Take the packaging industry, for example. Plastic packaging accounts for 44% of the plastic used in the UK, but generates an incredible 67% of plastic waste. Environmentalists are calling for supermarkets and shops to ditch non-recyclable plastic packaging for products, as well as the bags offered at the checkout.
Even behemoth corporations such as Amazon have recently come under fire for using non-recyclable plastic packaging. No-one is immune to the climate crusade. Major food and drink brands are desperate to avoid the firing line, such as brewer Molson Coors, which has pledged to only use plastics that are 100% reusable, recyclable, compostable or biodegradable by 2025.
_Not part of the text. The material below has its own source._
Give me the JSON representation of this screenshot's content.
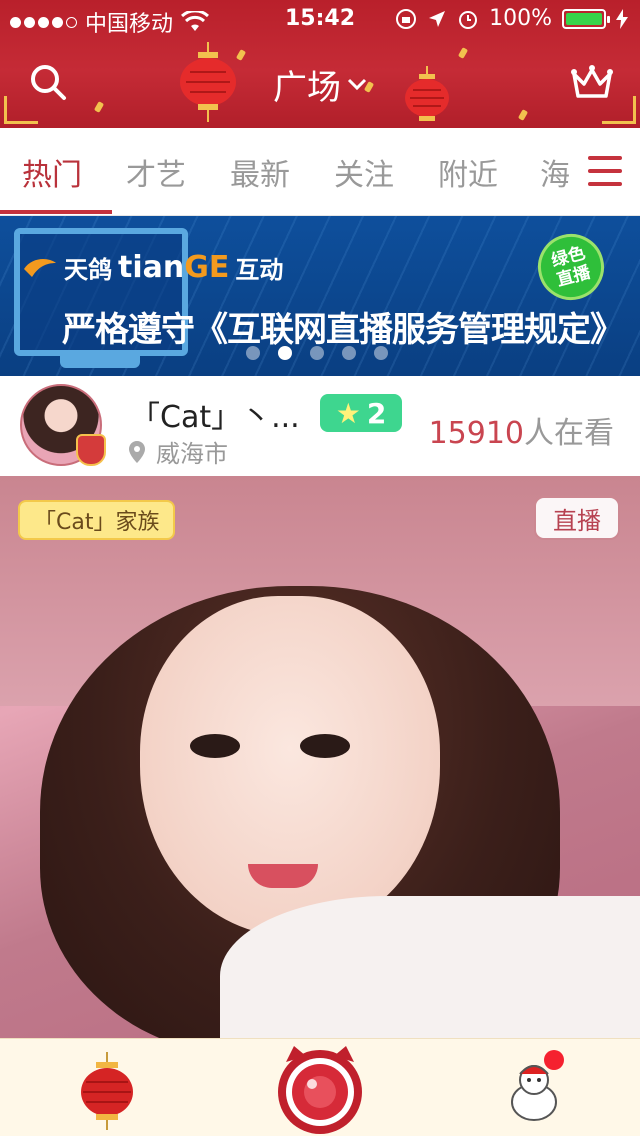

What's more, a recent study found that 65% of Brits are more likely to purchase a product if it is housed in recyclable packaging. So there is certainly a market for plastic packaging producers to come up with sustainable alternatives.
Innovation is possible
For example, here at Polythene UK, we offer plant-based packaging alternatives to give businesses and their consumers greater peace of mind, knowing they aren’t contributing to the plastic pollution pressure cooker. Eco-friendly products such as starch-based compostable polythene that is designed to break down naturally after use offer an innovative solution that doesn’t need to be recycled.
Other new products on the market include a carbon-neutral alternative to polythene made from sugar cane waste. The sugar cane actively captures CO2 from the atmosphere while growing, making the material not just green, but proactively green. This allows businesses to meet legislative requirements and deliver improved environmental solutions.
Finally, another innovative offering delivers the same strength as traditional polythene in a thinner, multi-layered product. Using this material can reduce polythene consumption by 20% by weight, reducing the amount of plastic waste going into landfill.
Ensuring a healthy future
UK businesses have a unique chance to offer something different to consumers - something they demand in this climate crisis. We’re currently experiencing fast-paced movement away from using harmful plastics, but there’s still an awfully long way to go to appease the concerns of environmentalists, while also ensuring carbon footprints and landfill intakes are reduced to a sustainable level.
Alternative plastic packing has undergone a pioneering leap in recent times with cutting-edge products becoming widely available and, more importantly, cost-effective for businesses to pursue. We must continue on this upward trajectory to create a healthy future for businesses, consumers and, ultimately, the planet.
Copyright 2019 James Woollard, managing director of Polythene UK, the UK leader in eco-friendly plastic packaging